### GIVEN DATA
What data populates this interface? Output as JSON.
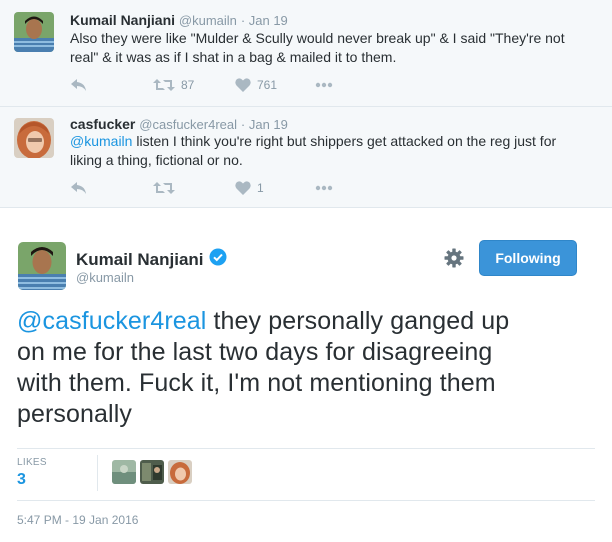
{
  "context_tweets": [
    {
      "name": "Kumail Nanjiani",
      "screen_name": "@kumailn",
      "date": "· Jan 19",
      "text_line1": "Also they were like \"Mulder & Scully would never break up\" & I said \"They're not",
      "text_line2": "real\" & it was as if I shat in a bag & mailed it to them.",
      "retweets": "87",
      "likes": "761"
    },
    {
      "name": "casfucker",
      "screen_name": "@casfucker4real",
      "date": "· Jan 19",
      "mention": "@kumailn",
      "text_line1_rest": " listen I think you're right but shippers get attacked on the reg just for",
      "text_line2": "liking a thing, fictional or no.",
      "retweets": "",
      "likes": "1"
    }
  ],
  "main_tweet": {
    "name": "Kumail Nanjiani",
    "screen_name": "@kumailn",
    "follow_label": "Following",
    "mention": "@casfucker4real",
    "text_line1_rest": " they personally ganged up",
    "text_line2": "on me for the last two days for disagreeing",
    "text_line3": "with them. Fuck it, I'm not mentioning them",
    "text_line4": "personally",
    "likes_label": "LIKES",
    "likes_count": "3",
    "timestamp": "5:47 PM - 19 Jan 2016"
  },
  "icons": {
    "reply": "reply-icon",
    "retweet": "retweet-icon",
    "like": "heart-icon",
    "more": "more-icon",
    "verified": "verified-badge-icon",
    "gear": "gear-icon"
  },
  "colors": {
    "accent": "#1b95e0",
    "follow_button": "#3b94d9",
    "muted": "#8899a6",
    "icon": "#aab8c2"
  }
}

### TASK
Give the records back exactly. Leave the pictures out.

### WRITTEN RESPONSE
What data populates this interface? Output as JSON.
{
  "context_tweets": [
    {
      "name": "Kumail Nanjiani",
      "screen_name": "@kumailn",
      "date": "· Jan 19",
      "text_line1": "Also they were like \"Mulder & Scully would never break up\" & I said \"They're not",
      "text_line2": "real\" & it was as if I shat in a bag & mailed it to them.",
      "retweets": "87",
      "likes": "761"
    },
    {
      "name": "casfucker",
      "screen_name": "@casfucker4real",
      "date": "· Jan 19",
      "mention": "@kumailn",
      "text_line1_rest": " listen I think you're right but shippers get attacked on the reg just for",
      "text_line2": "liking a thing, fictional or no.",
      "retweets": "",
      "likes": "1"
    }
  ],
  "main_tweet": {
    "name": "Kumail Nanjiani",
    "screen_name": "@kumailn",
    "follow_label": "Following",
    "mention": "@casfucker4real",
    "text_line1_rest": " they personally ganged up",
    "text_line2": "on me for the last two days for disagreeing",
    "text_line3": "with them. Fuck it, I'm not mentioning them",
    "text_line4": "personally",
    "likes_label": "LIKES",
    "likes_count": "3",
    "timestamp": "5:47 PM - 19 Jan 2016"
  },
  "icons": {
    "reply": "reply-icon",
    "retweet": "retweet-icon",
    "like": "heart-icon",
    "more": "more-icon",
    "verified": "verified-badge-icon",
    "gear": "gear-icon"
  },
  "colors": {
    "accent": "#1b95e0",
    "follow_button": "#3b94d9",
    "muted": "#8899a6",
    "icon": "#aab8c2"
  }
}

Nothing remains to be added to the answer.